I suppose one way to measure the popularity of a Classic is to count the number of spin-offs it’s spawned. Gauging by that measure, I’d have to say that Jane Austen’s Pride and Prejudice surpasses “popular” and rings in at “obsession;” a quick bookstore-search turned up more than 50 novels based on Austen’s golden oldie. And what a selection!–the Darcy/Bennet gang are recast in sequels, family sagas (including an account of Mary Bennet written by a Catholic nun), re-tellings from different points of view, spin-offs based on minor characters, modern settings, mysteries, bodice-rippers, even vampire and zombie novels. While I’m not quite ready to entertain the idea of “Mr. Darcy, Vampyre,” I’ll ‘fess up to a deep enough enjoyment of Austen’s original that I’m open to the knock-offs… IF they actually give me more of what I so enjoyed in the first place.

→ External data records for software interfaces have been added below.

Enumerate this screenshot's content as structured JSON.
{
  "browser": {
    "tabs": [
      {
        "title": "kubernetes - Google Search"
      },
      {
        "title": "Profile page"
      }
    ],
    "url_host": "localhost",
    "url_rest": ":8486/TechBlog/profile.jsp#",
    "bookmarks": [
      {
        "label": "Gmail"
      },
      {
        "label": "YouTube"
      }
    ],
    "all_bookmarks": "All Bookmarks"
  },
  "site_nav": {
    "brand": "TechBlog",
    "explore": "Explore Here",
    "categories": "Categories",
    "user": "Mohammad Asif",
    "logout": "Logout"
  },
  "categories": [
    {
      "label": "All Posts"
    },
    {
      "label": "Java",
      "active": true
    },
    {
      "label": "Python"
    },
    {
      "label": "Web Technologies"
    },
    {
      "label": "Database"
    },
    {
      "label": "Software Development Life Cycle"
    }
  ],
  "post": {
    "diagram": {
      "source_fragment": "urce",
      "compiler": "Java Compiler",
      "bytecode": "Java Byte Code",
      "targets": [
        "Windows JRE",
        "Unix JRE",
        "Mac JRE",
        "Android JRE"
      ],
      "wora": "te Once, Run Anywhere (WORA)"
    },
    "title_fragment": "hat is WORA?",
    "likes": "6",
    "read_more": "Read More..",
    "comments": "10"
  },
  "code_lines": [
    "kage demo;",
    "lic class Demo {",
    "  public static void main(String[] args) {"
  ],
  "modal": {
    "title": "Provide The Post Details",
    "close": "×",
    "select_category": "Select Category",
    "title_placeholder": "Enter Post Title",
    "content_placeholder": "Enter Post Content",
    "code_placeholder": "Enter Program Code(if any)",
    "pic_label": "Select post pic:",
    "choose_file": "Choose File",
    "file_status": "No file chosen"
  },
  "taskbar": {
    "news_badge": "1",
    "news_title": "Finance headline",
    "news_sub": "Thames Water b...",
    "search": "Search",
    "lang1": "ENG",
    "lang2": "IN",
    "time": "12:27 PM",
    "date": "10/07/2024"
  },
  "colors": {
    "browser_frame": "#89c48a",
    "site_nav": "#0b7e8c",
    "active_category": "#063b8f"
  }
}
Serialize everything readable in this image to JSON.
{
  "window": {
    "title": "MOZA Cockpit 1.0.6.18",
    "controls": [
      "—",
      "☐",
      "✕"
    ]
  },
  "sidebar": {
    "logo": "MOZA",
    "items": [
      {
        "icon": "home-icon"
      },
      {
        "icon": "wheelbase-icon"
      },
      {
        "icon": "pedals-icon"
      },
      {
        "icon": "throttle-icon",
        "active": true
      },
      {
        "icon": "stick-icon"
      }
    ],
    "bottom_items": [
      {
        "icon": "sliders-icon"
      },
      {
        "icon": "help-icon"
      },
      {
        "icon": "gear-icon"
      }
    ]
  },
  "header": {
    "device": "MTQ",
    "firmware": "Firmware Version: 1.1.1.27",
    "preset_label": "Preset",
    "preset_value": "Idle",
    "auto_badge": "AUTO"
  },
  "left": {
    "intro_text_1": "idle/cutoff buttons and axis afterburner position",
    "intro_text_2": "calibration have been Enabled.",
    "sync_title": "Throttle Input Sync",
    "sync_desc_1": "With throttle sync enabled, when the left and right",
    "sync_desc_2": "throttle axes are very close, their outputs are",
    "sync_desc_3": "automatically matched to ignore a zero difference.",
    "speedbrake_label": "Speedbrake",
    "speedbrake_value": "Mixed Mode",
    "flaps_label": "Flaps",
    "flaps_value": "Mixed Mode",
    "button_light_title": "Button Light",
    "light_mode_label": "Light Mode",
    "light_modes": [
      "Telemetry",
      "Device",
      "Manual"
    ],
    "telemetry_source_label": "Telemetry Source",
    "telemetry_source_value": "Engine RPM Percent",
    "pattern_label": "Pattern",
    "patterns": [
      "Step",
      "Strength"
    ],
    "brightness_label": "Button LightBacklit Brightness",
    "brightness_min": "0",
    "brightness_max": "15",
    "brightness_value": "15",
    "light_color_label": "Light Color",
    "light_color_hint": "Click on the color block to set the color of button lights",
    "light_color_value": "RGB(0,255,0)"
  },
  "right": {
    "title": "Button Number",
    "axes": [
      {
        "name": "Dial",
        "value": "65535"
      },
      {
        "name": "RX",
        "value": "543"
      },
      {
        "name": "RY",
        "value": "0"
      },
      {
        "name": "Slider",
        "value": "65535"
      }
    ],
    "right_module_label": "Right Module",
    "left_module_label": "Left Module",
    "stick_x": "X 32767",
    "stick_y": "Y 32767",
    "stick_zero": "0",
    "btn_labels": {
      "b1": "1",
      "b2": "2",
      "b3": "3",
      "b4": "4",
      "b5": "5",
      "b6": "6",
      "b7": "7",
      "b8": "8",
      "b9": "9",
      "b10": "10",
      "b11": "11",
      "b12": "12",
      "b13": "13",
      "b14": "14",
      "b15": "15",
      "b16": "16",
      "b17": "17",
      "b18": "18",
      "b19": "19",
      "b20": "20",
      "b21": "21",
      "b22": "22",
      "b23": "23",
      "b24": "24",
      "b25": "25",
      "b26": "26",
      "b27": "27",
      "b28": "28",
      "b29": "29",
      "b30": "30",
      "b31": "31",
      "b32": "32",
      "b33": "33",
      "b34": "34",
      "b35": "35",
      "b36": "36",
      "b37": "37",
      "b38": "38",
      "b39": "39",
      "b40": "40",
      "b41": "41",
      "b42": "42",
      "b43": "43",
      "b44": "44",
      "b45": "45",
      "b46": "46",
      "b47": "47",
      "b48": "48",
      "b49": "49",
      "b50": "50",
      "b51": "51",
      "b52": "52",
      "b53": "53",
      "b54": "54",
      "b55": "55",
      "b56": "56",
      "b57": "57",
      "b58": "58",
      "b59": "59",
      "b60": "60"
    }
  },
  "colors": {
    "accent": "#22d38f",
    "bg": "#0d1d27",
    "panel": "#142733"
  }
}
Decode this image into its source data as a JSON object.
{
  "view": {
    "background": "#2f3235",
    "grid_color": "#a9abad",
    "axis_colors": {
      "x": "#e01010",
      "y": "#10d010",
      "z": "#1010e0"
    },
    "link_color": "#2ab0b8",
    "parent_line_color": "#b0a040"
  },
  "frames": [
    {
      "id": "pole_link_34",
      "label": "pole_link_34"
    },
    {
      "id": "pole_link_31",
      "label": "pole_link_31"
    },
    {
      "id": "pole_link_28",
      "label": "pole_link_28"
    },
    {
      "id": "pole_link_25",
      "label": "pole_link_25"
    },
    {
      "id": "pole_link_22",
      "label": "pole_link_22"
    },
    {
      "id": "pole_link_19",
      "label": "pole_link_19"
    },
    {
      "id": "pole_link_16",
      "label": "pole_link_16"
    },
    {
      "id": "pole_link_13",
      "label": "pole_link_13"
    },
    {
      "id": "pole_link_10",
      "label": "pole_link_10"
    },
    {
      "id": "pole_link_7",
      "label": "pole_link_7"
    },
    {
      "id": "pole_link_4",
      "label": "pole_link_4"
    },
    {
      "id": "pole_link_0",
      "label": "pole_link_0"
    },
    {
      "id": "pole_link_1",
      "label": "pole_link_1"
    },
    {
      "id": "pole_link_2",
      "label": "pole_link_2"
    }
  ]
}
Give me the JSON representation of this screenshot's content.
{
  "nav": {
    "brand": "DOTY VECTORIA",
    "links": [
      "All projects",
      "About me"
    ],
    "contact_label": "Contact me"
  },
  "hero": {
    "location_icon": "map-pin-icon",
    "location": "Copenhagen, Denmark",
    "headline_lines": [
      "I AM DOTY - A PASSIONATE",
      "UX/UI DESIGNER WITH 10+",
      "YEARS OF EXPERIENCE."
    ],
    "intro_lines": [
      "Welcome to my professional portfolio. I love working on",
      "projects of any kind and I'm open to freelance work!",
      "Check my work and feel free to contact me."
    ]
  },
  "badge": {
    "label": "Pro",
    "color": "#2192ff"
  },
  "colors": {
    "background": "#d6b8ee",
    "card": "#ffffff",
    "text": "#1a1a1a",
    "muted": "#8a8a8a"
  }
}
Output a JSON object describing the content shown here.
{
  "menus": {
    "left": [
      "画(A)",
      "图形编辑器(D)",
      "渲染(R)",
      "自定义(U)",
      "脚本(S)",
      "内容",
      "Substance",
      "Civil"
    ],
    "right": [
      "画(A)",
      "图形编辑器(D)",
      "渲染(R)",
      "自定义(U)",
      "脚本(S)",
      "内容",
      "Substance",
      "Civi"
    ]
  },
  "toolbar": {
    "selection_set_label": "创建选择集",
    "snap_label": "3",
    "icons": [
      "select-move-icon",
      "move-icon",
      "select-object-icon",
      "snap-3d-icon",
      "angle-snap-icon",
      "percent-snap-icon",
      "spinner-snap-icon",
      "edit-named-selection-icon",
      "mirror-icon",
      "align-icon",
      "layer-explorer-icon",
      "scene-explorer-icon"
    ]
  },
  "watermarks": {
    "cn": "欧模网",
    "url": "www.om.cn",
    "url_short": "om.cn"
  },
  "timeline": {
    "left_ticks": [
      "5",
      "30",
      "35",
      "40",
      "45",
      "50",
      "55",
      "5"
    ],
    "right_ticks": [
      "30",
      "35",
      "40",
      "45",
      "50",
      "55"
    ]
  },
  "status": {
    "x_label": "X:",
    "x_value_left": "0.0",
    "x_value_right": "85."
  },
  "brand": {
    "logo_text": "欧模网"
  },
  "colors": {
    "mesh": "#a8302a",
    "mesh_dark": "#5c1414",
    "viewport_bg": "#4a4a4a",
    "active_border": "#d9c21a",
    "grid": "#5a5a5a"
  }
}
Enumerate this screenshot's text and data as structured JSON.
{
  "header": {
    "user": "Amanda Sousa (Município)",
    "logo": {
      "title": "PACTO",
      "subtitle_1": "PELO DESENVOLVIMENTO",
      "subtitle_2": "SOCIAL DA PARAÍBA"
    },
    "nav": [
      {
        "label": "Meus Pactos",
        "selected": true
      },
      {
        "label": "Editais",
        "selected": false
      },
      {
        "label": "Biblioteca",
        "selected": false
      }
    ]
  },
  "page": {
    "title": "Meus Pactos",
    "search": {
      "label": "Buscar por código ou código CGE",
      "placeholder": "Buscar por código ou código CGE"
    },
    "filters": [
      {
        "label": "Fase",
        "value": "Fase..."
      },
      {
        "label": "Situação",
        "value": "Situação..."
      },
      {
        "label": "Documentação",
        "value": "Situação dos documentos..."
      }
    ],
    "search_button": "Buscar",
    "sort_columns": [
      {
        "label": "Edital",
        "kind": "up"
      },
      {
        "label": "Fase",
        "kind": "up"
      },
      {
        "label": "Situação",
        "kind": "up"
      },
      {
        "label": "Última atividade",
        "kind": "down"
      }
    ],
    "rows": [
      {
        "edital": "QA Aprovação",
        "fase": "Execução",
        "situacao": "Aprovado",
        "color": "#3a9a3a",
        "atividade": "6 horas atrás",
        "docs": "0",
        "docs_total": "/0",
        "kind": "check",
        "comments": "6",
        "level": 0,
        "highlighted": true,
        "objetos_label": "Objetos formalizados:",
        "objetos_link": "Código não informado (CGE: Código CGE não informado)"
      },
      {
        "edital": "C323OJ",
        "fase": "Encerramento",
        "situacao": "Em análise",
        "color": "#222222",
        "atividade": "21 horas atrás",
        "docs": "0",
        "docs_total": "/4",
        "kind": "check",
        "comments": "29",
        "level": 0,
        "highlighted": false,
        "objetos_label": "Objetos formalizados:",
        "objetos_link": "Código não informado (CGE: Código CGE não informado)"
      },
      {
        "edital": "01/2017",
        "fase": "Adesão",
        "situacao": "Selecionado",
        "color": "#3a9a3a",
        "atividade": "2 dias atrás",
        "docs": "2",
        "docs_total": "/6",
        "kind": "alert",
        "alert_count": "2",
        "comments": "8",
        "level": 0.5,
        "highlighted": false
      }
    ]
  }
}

Not all of them do. Take, as a dreadful example, Linda Berdoll’s Mr. Darcy Takes a Wife. Or, as a fellow blogger ironically observed, “Mr. Darcy Takes a Wife: in the bath, in the carriage, on the dressing table…” I don’t have any aversion to steamy scenes in and of themselves, but for heck’s sake serve them up with some Plot! (Ruminations on the discomforts of a long carriage-ride after a long sex-session aren’t a satisfactory substitute for actual storyline…)

In the middle of the spectrum are some of the have-fun-with it tales like Carrie Bebris’s Suspense and Sensibility, which combines characters from two of Austen’s novels and adds a touch of supernatural mystery. What I enjoy about this one is the fact that Bebris carries forward the wit and humor of the verbal exchanges between Elizabeth and Darcy, so although the plot is decidedly un-Austen, the characters remain themselves.

Mr. Darcy: a favorite across the centuries

Which leads me to my favorite, the Top-Notch Knock-Off: Pamela Aidan’s trilogy, told from Darcy’s point of view. (Icing on the cake for me: Aidan is an Idaho Author, woot!) The opening novel, An Assembly Such as This, encompasses all of my favorite scenes and banter from Austen’s original, and adds more in the same vein. My interest, ultimately, in reading a spin-off stems from my wish that Austen had written more of it–and Aiden supplies just that. Elizabeth Bennet is her saucy self, Darcy confounded and frustrated that he can’t seem to gain the upper hand in their verbal sparring, Caroline Bingley as wickedly catty as ever, and still scheming to draw Darcy to herself… Add to the cast a few new characters, most notably Darcy’s valet, Fletcher; perpetually proper and unruffled, though not above a little “orchestrating” of events from the behind-the-scenes vantage point of the servants’ quarters, Fletcher occasionally risks his master’s ire by dropping advice and hints hidden in quotes from Shakespeare. The entire trilogy makes for an engaging read–one that I think Austen herself would have enjoyed, which is about the highest compliment I can think of to pay it.

Now if you’ll excuse me, I’m feeling an urge to pop in my well-worn disc of the BBC production of Pride & Prejudice. I imagine Austen would approve of Colin Firth as well. :)